In Oklahoma, the Republican candidate for governor is telling the people of that state that they should vote for her instead of her opponent because she is a wife and mother. Seriously.

The Democrat, Jari Askins, has quite an array of job-relevant experiences. As the Associated Press noted, “she’s been a judge, a legislator, the head of a state agency, and a corporate attorney.” She has always been single and has no children.

Mary Fallin, the 55-year old Republican, is on her second marriage. She has two kids from her previous marriage and her current husband has four from his. She has been a manager of a hotel chain and a lieutenant governor, and is now a congresswoman.

In a debate, Fallin was asked the predictable question of why voters should choose her over her opponent. She said,

“First of all, being a mother, having children, raising family.”

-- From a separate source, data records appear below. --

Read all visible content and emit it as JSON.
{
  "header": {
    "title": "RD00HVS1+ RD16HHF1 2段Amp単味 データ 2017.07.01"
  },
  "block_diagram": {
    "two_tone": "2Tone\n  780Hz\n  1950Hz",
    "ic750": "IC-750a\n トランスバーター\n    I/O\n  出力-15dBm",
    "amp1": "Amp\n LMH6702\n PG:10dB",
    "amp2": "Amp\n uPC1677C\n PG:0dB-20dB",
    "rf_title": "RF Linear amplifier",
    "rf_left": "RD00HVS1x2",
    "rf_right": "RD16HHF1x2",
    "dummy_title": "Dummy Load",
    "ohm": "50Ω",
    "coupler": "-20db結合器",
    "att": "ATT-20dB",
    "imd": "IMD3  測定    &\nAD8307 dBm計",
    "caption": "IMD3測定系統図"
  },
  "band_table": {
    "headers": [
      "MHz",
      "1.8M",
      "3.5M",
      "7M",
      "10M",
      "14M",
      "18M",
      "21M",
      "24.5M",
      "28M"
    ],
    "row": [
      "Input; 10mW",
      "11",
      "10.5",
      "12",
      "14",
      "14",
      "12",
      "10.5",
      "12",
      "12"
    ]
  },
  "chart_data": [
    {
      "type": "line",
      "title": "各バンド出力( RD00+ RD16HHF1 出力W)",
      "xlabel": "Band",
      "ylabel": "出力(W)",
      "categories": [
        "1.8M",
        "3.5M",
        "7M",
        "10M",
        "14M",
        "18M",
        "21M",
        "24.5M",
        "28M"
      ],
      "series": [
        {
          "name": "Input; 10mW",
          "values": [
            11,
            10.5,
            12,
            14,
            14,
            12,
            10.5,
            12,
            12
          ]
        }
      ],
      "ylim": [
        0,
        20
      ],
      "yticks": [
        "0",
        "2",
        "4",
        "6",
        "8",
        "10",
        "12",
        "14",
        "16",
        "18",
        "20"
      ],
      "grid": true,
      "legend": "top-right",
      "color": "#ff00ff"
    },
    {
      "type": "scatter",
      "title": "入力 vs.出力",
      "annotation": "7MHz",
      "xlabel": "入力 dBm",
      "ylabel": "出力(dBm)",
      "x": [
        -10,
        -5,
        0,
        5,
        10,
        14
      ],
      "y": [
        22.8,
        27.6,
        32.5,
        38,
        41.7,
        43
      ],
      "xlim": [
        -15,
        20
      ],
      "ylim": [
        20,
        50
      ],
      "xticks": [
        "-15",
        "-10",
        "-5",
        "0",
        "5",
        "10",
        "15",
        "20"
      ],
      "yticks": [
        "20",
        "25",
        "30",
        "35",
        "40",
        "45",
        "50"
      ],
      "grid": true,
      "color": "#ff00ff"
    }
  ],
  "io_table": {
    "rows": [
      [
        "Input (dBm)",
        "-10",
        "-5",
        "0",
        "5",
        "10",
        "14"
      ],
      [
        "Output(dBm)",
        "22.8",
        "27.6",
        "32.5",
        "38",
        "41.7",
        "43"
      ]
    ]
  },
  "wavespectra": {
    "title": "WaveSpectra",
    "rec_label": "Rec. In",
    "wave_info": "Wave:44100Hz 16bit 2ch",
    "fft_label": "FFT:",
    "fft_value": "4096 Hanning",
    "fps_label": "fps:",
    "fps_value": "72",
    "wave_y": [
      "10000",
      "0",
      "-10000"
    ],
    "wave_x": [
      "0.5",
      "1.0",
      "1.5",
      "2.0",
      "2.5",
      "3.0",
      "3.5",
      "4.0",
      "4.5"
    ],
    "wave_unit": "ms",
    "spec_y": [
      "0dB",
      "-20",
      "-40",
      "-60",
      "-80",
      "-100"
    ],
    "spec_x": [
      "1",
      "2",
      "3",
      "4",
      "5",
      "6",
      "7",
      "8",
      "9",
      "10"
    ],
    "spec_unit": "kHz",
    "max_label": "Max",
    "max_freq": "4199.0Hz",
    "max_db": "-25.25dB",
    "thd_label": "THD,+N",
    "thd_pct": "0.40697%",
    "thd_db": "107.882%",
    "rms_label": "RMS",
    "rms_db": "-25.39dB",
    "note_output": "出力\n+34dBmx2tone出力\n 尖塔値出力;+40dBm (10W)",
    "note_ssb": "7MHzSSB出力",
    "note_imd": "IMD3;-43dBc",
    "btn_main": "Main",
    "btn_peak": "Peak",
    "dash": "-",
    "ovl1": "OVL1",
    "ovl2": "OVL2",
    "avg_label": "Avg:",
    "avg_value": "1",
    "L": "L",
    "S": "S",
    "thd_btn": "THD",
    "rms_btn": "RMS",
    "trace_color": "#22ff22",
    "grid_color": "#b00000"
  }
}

According to the AP, she has been making similar claims on the campaign trail, pointing to her husband and kids as qualifications.

This is another show of singlism in politics. We’ve seen it before, and recently – as, for example, when the Washington Post treated us to the headline, “The Supreme Court needs more moms,” after Sonia Sotomayor and Elena Kagan were named to the Big Nine. (The Post writer did not mean any moms, she meant married ones.)

The singlism is the bad news. Now here’s the good: When Fallin said in the debate that motherhood made her the better candidate, the audience groaned. In conservative Oklahoma, people in a public forum made their displeasure heard.

Then the Associated Press got on the story. The Huffington Post featured that article a few days ago and it has already been retweeted more than 750 times and attracted more than 3,550 comments.

In the year 2010, you can declare yourself superior because you are married with children, but you can no longer count on getting away with it. (Check out my recent Living Single post for more examples.)

Consistent with results of research I described previously, Fallin doesn’t recognize her singlist prejudices. Asked to account for her statements, she said she didn’t see anything wrong with them.

When Askins (who is 57) was asked what she thought of Fallin’s comments, she said she had always thought she would marry and have kids,

“But none of that ever happened. Rather than sit back and worry about it, I devoted my life to trying to serve all of the children of Oklahoma.”

I wish I could vote in Oklahoma.

[Thanks to Gena for the heads-up about the AP story.]